Greek power grid firm attracts Chinese, Italian suitors- sources
* Five expressions of interest for grid operator ADMIE
* Chinese, Italian, Belgian operators among suitors -sources
* Athens wants investor to spend 2.5 bln euros on grid
By Harry Papachristou
ATHENS, May 9 (Reuters) - Greek power grid operator ADMIE attracted five expressions of interest as the government seeks to sell a controlling stake, state-controlled power utility PPC said on Friday.
PPC, which owns ADMIE and will handle the deal, said in a regulatory statement that "five expressions of interest were submitted, indicating strong competition and robust international investor interest".
According to two sources with knowledge of the matter, the possible suitors include Chinese grid operator China State Grid Corp. (SGCC), Italy's Terna and Belgium's Elia .
"The other two expressions of interest have come from a Canadian investment fund and a company from India," one of the two sources said on condition of anonymity.
This wide-ranging interest from three continents confirms the increasing attractiveness of Greek state asset sales after its bailed-out government returned to the bond markets last month.
Athens is selling 66 percent of ADMIE, which runs about 11,000 kilometres (7,000 miles) of high-voltage power lines across the country.
The proceeds will not count towards Greece's privatisation revenue targets under the terms of its 237 billion euro bailout. But Athens must carry out the sale to comply with European Union energy laws that require grid operators to be separate, stand-alone entities.
CONNECT THE ISLANDS
SGCC bought a 25 percent stake in Portuguese power grid operator REN two years ago and has said it will invest further in European utilities if the price is right.
Both Portugal and Greece had to be rescued through multi-billion-euro bailouts by the European Union and the International Monetary Fund.
Athens wants ADMIE's buyer to invest 2.5 billion euros to extend its grid to several islands and lay new connections to neighbouring countries such as Italy.
Most Greek islands currently lack links to the mainland grid and therefore depend on polluting, blackout-prone, oil-fired power stations to provide electricity to the millions of tourists they attract each summer.
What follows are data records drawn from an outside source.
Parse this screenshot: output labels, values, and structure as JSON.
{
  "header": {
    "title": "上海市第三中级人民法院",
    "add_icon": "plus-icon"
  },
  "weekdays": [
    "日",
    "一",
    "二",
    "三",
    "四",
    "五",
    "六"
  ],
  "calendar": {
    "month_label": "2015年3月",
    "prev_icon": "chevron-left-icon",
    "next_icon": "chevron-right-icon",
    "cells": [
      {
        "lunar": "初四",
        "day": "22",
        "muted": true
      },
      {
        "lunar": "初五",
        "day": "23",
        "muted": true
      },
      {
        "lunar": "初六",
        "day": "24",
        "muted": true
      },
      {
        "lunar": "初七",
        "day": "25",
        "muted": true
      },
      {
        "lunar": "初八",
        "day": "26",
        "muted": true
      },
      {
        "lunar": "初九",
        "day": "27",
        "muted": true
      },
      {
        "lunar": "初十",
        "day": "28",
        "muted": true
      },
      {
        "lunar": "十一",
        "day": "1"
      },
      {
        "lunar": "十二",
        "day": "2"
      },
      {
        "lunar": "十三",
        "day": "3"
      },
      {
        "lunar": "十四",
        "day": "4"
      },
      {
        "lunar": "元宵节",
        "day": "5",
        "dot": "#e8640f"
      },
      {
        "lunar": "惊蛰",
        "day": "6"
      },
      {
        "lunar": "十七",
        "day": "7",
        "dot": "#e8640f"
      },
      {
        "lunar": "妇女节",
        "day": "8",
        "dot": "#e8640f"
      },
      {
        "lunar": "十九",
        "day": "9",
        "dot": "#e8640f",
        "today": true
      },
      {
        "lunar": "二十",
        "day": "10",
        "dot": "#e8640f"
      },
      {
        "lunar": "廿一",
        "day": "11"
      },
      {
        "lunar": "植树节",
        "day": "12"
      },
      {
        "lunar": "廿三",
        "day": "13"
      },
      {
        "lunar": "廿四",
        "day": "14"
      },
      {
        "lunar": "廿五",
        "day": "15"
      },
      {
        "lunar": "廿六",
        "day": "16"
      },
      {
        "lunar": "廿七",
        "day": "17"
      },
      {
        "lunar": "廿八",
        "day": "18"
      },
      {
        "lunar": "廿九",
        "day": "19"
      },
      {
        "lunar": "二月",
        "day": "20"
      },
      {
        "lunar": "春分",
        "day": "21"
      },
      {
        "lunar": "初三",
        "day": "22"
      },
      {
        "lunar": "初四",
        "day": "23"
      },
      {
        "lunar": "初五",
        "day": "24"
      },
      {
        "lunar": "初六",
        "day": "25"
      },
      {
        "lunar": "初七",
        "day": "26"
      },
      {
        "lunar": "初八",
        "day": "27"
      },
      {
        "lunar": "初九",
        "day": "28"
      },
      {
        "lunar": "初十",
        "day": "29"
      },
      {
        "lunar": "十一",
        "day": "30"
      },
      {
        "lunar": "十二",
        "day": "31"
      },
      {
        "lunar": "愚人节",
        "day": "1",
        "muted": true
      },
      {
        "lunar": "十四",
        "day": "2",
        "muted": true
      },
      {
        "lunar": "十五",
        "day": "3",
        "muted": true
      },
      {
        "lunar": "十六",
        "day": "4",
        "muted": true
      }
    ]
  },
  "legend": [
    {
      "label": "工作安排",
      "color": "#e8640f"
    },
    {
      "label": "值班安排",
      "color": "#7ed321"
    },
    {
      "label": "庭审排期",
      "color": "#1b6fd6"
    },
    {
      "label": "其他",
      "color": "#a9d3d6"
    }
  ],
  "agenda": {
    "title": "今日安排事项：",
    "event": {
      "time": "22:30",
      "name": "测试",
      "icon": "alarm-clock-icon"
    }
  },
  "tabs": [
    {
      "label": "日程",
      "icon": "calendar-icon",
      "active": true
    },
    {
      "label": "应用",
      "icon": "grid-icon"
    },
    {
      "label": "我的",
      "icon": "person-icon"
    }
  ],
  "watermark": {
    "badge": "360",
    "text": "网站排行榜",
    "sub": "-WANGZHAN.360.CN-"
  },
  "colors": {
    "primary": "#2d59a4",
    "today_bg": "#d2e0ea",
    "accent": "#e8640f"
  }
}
Tourism is Greece's biggest foreign-currency earner.
New power connections abroad would also allow Greece to boost renewable energy production on its sun-baked, windswept islands and export it to other countries.
ADMIE's sale is expected to take place later this year, with the proceeds going to PPC. The buyer will run a regulated business with a fixed rate of return to recoup its investment. (editing by Jane Baird)